**Task objective**
Beginning with the line that holds "Transcribe this image's", copy each line exactly through the end of the entries, but leave the pictures out.
-- -- --
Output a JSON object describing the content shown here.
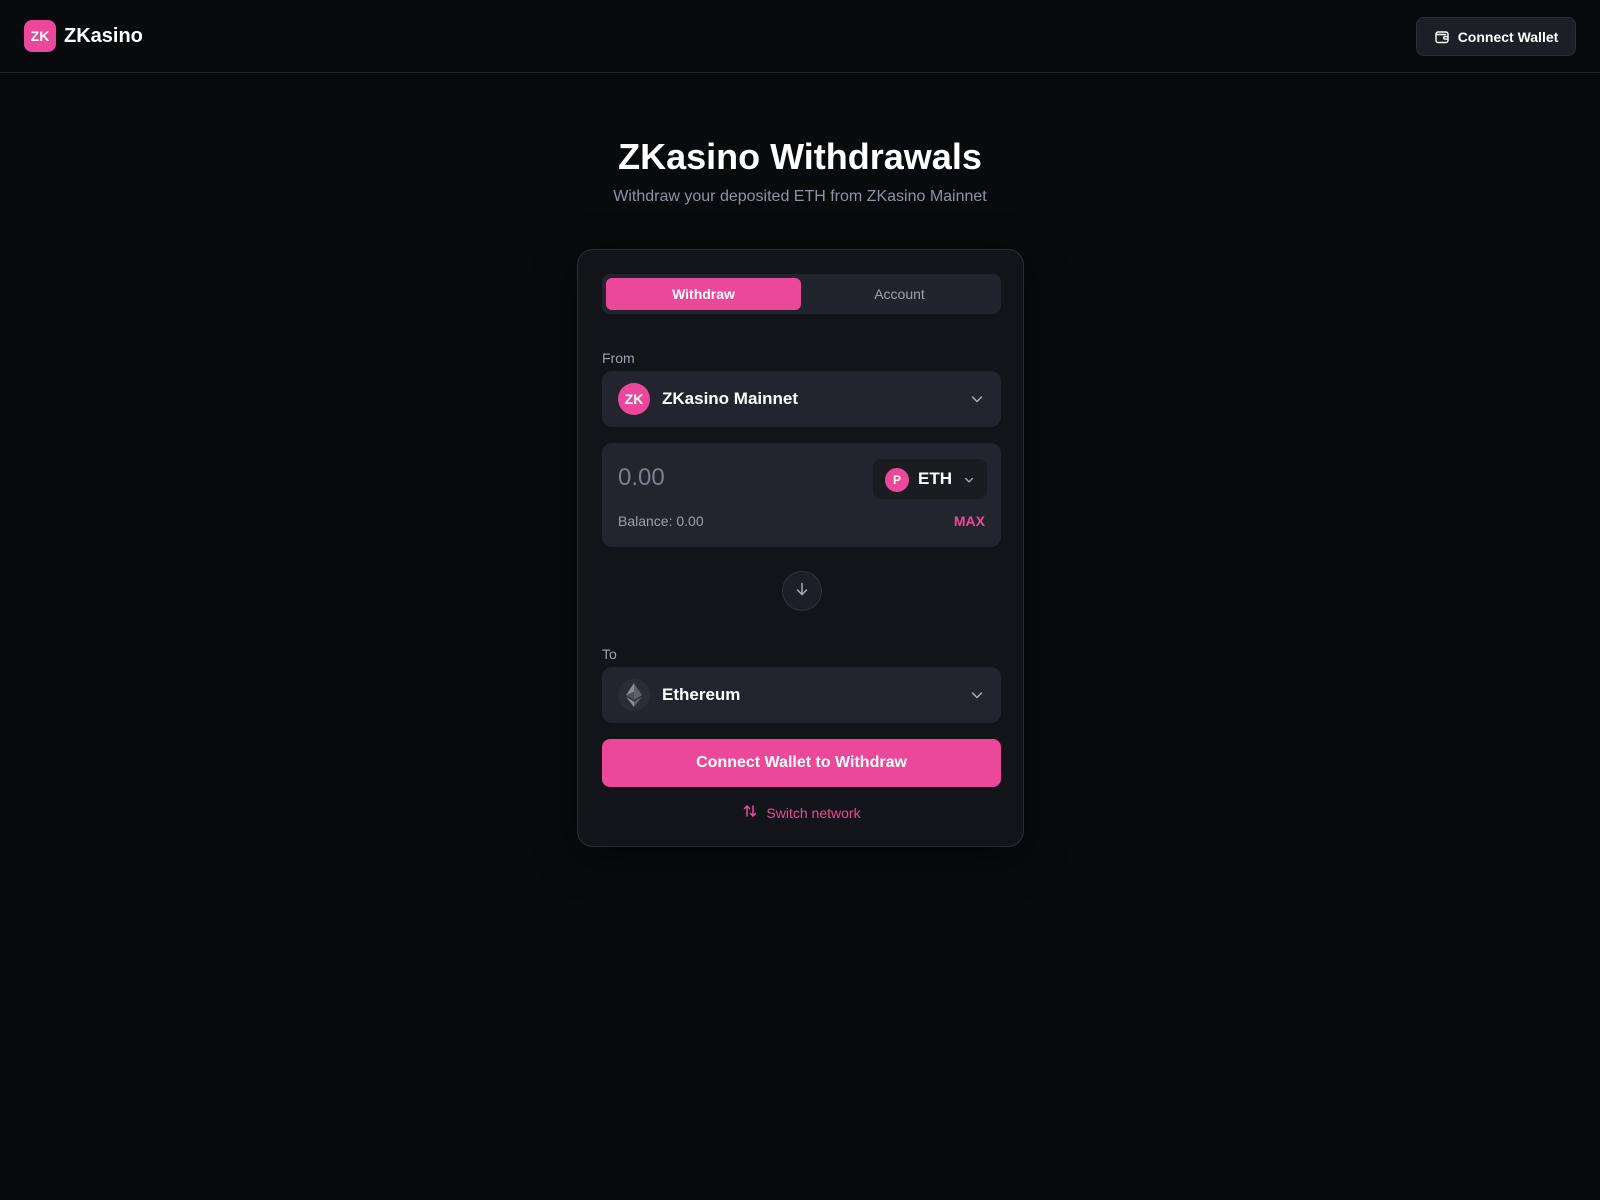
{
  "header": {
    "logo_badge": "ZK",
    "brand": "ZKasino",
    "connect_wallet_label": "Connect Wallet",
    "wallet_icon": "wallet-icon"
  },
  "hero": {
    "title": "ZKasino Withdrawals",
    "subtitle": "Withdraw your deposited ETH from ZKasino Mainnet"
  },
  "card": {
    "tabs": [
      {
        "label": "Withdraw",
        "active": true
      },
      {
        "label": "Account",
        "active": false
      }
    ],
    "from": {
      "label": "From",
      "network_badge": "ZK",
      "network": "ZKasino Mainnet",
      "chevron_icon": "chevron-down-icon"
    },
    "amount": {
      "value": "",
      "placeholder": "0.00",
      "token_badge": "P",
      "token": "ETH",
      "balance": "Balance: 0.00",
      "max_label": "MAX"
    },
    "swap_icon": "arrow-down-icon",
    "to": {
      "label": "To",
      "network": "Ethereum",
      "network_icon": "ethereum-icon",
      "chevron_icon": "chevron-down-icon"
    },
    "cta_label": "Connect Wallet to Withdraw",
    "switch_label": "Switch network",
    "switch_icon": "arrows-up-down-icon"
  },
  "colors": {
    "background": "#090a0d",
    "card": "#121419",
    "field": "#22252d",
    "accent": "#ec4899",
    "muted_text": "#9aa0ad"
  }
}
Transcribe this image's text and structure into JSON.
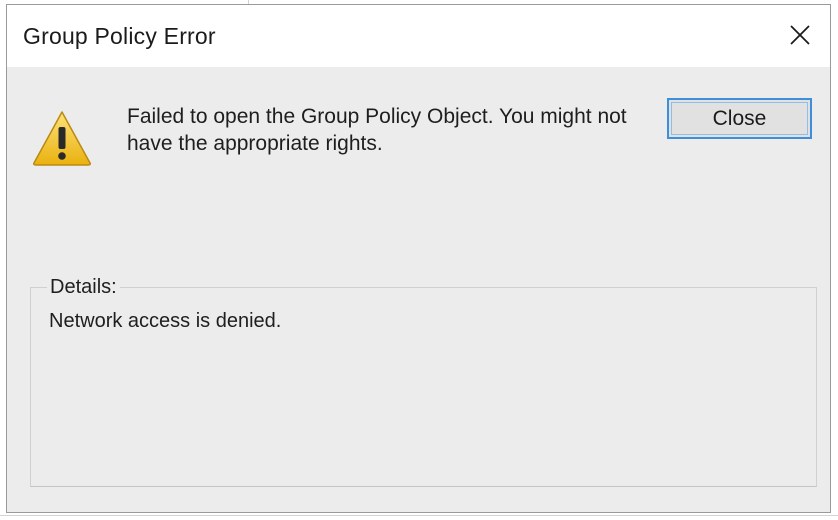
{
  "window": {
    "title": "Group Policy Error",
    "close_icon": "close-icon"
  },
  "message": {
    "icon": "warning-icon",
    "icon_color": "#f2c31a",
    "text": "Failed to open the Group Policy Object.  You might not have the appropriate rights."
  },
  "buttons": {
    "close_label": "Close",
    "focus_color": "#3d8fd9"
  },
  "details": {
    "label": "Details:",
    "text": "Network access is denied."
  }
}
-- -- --
**Written response**
Transcribe this image's text and structure into JSON.
{
  "window": {
    "title": "Group Policy Error",
    "close_icon": "close-icon"
  },
  "message": {
    "icon": "warning-icon",
    "icon_color": "#f2c31a",
    "text": "Failed to open the Group Policy Object.  You might not have the appropriate rights."
  },
  "buttons": {
    "close_label": "Close",
    "focus_color": "#3d8fd9"
  },
  "details": {
    "label": "Details:",
    "text": "Network access is denied."
  }
}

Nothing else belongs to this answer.